Your answer must be an exact copy of the data, without any pictures.

☆ ☆ ☆ ☆ ☆ ☆ ☆

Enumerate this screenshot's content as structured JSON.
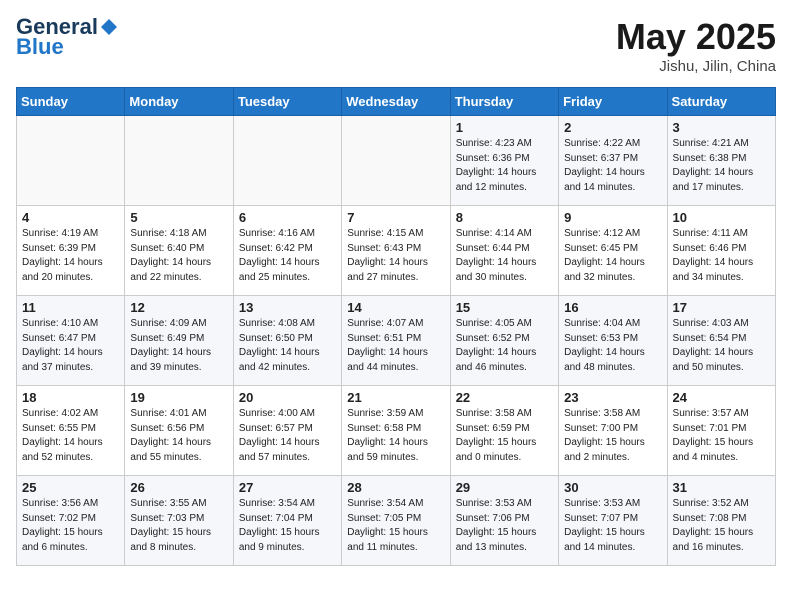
{
  "header": {
    "logo_general": "General",
    "logo_blue": "Blue",
    "title": "May 2025",
    "location": "Jishu, Jilin, China"
  },
  "days_of_week": [
    "Sunday",
    "Monday",
    "Tuesday",
    "Wednesday",
    "Thursday",
    "Friday",
    "Saturday"
  ],
  "weeks": [
    [
      {
        "day": "",
        "info": ""
      },
      {
        "day": "",
        "info": ""
      },
      {
        "day": "",
        "info": ""
      },
      {
        "day": "",
        "info": ""
      },
      {
        "day": "1",
        "info": "Sunrise: 4:23 AM\nSunset: 6:36 PM\nDaylight: 14 hours\nand 12 minutes."
      },
      {
        "day": "2",
        "info": "Sunrise: 4:22 AM\nSunset: 6:37 PM\nDaylight: 14 hours\nand 14 minutes."
      },
      {
        "day": "3",
        "info": "Sunrise: 4:21 AM\nSunset: 6:38 PM\nDaylight: 14 hours\nand 17 minutes."
      }
    ],
    [
      {
        "day": "4",
        "info": "Sunrise: 4:19 AM\nSunset: 6:39 PM\nDaylight: 14 hours\nand 20 minutes."
      },
      {
        "day": "5",
        "info": "Sunrise: 4:18 AM\nSunset: 6:40 PM\nDaylight: 14 hours\nand 22 minutes."
      },
      {
        "day": "6",
        "info": "Sunrise: 4:16 AM\nSunset: 6:42 PM\nDaylight: 14 hours\nand 25 minutes."
      },
      {
        "day": "7",
        "info": "Sunrise: 4:15 AM\nSunset: 6:43 PM\nDaylight: 14 hours\nand 27 minutes."
      },
      {
        "day": "8",
        "info": "Sunrise: 4:14 AM\nSunset: 6:44 PM\nDaylight: 14 hours\nand 30 minutes."
      },
      {
        "day": "9",
        "info": "Sunrise: 4:12 AM\nSunset: 6:45 PM\nDaylight: 14 hours\nand 32 minutes."
      },
      {
        "day": "10",
        "info": "Sunrise: 4:11 AM\nSunset: 6:46 PM\nDaylight: 14 hours\nand 34 minutes."
      }
    ],
    [
      {
        "day": "11",
        "info": "Sunrise: 4:10 AM\nSunset: 6:47 PM\nDaylight: 14 hours\nand 37 minutes."
      },
      {
        "day": "12",
        "info": "Sunrise: 4:09 AM\nSunset: 6:49 PM\nDaylight: 14 hours\nand 39 minutes."
      },
      {
        "day": "13",
        "info": "Sunrise: 4:08 AM\nSunset: 6:50 PM\nDaylight: 14 hours\nand 42 minutes."
      },
      {
        "day": "14",
        "info": "Sunrise: 4:07 AM\nSunset: 6:51 PM\nDaylight: 14 hours\nand 44 minutes."
      },
      {
        "day": "15",
        "info": "Sunrise: 4:05 AM\nSunset: 6:52 PM\nDaylight: 14 hours\nand 46 minutes."
      },
      {
        "day": "16",
        "info": "Sunrise: 4:04 AM\nSunset: 6:53 PM\nDaylight: 14 hours\nand 48 minutes."
      },
      {
        "day": "17",
        "info": "Sunrise: 4:03 AM\nSunset: 6:54 PM\nDaylight: 14 hours\nand 50 minutes."
      }
    ],
    [
      {
        "day": "18",
        "info": "Sunrise: 4:02 AM\nSunset: 6:55 PM\nDaylight: 14 hours\nand 52 minutes."
      },
      {
        "day": "19",
        "info": "Sunrise: 4:01 AM\nSunset: 6:56 PM\nDaylight: 14 hours\nand 55 minutes."
      },
      {
        "day": "20",
        "info": "Sunrise: 4:00 AM\nSunset: 6:57 PM\nDaylight: 14 hours\nand 57 minutes."
      },
      {
        "day": "21",
        "info": "Sunrise: 3:59 AM\nSunset: 6:58 PM\nDaylight: 14 hours\nand 59 minutes."
      },
      {
        "day": "22",
        "info": "Sunrise: 3:58 AM\nSunset: 6:59 PM\nDaylight: 15 hours\nand 0 minutes."
      },
      {
        "day": "23",
        "info": "Sunrise: 3:58 AM\nSunset: 7:00 PM\nDaylight: 15 hours\nand 2 minutes."
      },
      {
        "day": "24",
        "info": "Sunrise: 3:57 AM\nSunset: 7:01 PM\nDaylight: 15 hours\nand 4 minutes."
      }
    ],
    [
      {
        "day": "25",
        "info": "Sunrise: 3:56 AM\nSunset: 7:02 PM\nDaylight: 15 hours\nand 6 minutes."
      },
      {
        "day": "26",
        "info": "Sunrise: 3:55 AM\nSunset: 7:03 PM\nDaylight: 15 hours\nand 8 minutes."
      },
      {
        "day": "27",
        "info": "Sunrise: 3:54 AM\nSunset: 7:04 PM\nDaylight: 15 hours\nand 9 minutes."
      },
      {
        "day": "28",
        "info": "Sunrise: 3:54 AM\nSunset: 7:05 PM\nDaylight: 15 hours\nand 11 minutes."
      },
      {
        "day": "29",
        "info": "Sunrise: 3:53 AM\nSunset: 7:06 PM\nDaylight: 15 hours\nand 13 minutes."
      },
      {
        "day": "30",
        "info": "Sunrise: 3:53 AM\nSunset: 7:07 PM\nDaylight: 15 hours\nand 14 minutes."
      },
      {
        "day": "31",
        "info": "Sunrise: 3:52 AM\nSunset: 7:08 PM\nDaylight: 15 hours\nand 16 minutes."
      }
    ]
  ]
}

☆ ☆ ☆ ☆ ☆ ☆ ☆

Answer section
Enumerate this screenshot's content as structured JSON.
{
  "header": {
    "logo_general": "General",
    "logo_blue": "Blue",
    "title": "May 2025",
    "location": "Jishu, Jilin, China"
  },
  "days_of_week": [
    "Sunday",
    "Monday",
    "Tuesday",
    "Wednesday",
    "Thursday",
    "Friday",
    "Saturday"
  ],
  "weeks": [
    [
      {
        "day": "",
        "info": ""
      },
      {
        "day": "",
        "info": ""
      },
      {
        "day": "",
        "info": ""
      },
      {
        "day": "",
        "info": ""
      },
      {
        "day": "1",
        "info": "Sunrise: 4:23 AM\nSunset: 6:36 PM\nDaylight: 14 hours\nand 12 minutes."
      },
      {
        "day": "2",
        "info": "Sunrise: 4:22 AM\nSunset: 6:37 PM\nDaylight: 14 hours\nand 14 minutes."
      },
      {
        "day": "3",
        "info": "Sunrise: 4:21 AM\nSunset: 6:38 PM\nDaylight: 14 hours\nand 17 minutes."
      }
    ],
    [
      {
        "day": "4",
        "info": "Sunrise: 4:19 AM\nSunset: 6:39 PM\nDaylight: 14 hours\nand 20 minutes."
      },
      {
        "day": "5",
        "info": "Sunrise: 4:18 AM\nSunset: 6:40 PM\nDaylight: 14 hours\nand 22 minutes."
      },
      {
        "day": "6",
        "info": "Sunrise: 4:16 AM\nSunset: 6:42 PM\nDaylight: 14 hours\nand 25 minutes."
      },
      {
        "day": "7",
        "info": "Sunrise: 4:15 AM\nSunset: 6:43 PM\nDaylight: 14 hours\nand 27 minutes."
      },
      {
        "day": "8",
        "info": "Sunrise: 4:14 AM\nSunset: 6:44 PM\nDaylight: 14 hours\nand 30 minutes."
      },
      {
        "day": "9",
        "info": "Sunrise: 4:12 AM\nSunset: 6:45 PM\nDaylight: 14 hours\nand 32 minutes."
      },
      {
        "day": "10",
        "info": "Sunrise: 4:11 AM\nSunset: 6:46 PM\nDaylight: 14 hours\nand 34 minutes."
      }
    ],
    [
      {
        "day": "11",
        "info": "Sunrise: 4:10 AM\nSunset: 6:47 PM\nDaylight: 14 hours\nand 37 minutes."
      },
      {
        "day": "12",
        "info": "Sunrise: 4:09 AM\nSunset: 6:49 PM\nDaylight: 14 hours\nand 39 minutes."
      },
      {
        "day": "13",
        "info": "Sunrise: 4:08 AM\nSunset: 6:50 PM\nDaylight: 14 hours\nand 42 minutes."
      },
      {
        "day": "14",
        "info": "Sunrise: 4:07 AM\nSunset: 6:51 PM\nDaylight: 14 hours\nand 44 minutes."
      },
      {
        "day": "15",
        "info": "Sunrise: 4:05 AM\nSunset: 6:52 PM\nDaylight: 14 hours\nand 46 minutes."
      },
      {
        "day": "16",
        "info": "Sunrise: 4:04 AM\nSunset: 6:53 PM\nDaylight: 14 hours\nand 48 minutes."
      },
      {
        "day": "17",
        "info": "Sunrise: 4:03 AM\nSunset: 6:54 PM\nDaylight: 14 hours\nand 50 minutes."
      }
    ],
    [
      {
        "day": "18",
        "info": "Sunrise: 4:02 AM\nSunset: 6:55 PM\nDaylight: 14 hours\nand 52 minutes."
      },
      {
        "day": "19",
        "info": "Sunrise: 4:01 AM\nSunset: 6:56 PM\nDaylight: 14 hours\nand 55 minutes."
      },
      {
        "day": "20",
        "info": "Sunrise: 4:00 AM\nSunset: 6:57 PM\nDaylight: 14 hours\nand 57 minutes."
      },
      {
        "day": "21",
        "info": "Sunrise: 3:59 AM\nSunset: 6:58 PM\nDaylight: 14 hours\nand 59 minutes."
      },
      {
        "day": "22",
        "info": "Sunrise: 3:58 AM\nSunset: 6:59 PM\nDaylight: 15 hours\nand 0 minutes."
      },
      {
        "day": "23",
        "info": "Sunrise: 3:58 AM\nSunset: 7:00 PM\nDaylight: 15 hours\nand 2 minutes."
      },
      {
        "day": "24",
        "info": "Sunrise: 3:57 AM\nSunset: 7:01 PM\nDaylight: 15 hours\nand 4 minutes."
      }
    ],
    [
      {
        "day": "25",
        "info": "Sunrise: 3:56 AM\nSunset: 7:02 PM\nDaylight: 15 hours\nand 6 minutes."
      },
      {
        "day": "26",
        "info": "Sunrise: 3:55 AM\nSunset: 7:03 PM\nDaylight: 15 hours\nand 8 minutes."
      },
      {
        "day": "27",
        "info": "Sunrise: 3:54 AM\nSunset: 7:04 PM\nDaylight: 15 hours\nand 9 minutes."
      },
      {
        "day": "28",
        "info": "Sunrise: 3:54 AM\nSunset: 7:05 PM\nDaylight: 15 hours\nand 11 minutes."
      },
      {
        "day": "29",
        "info": "Sunrise: 3:53 AM\nSunset: 7:06 PM\nDaylight: 15 hours\nand 13 minutes."
      },
      {
        "day": "30",
        "info": "Sunrise: 3:53 AM\nSunset: 7:07 PM\nDaylight: 15 hours\nand 14 minutes."
      },
      {
        "day": "31",
        "info": "Sunrise: 3:52 AM\nSunset: 7:08 PM\nDaylight: 15 hours\nand 16 minutes."
      }
    ]
  ]
}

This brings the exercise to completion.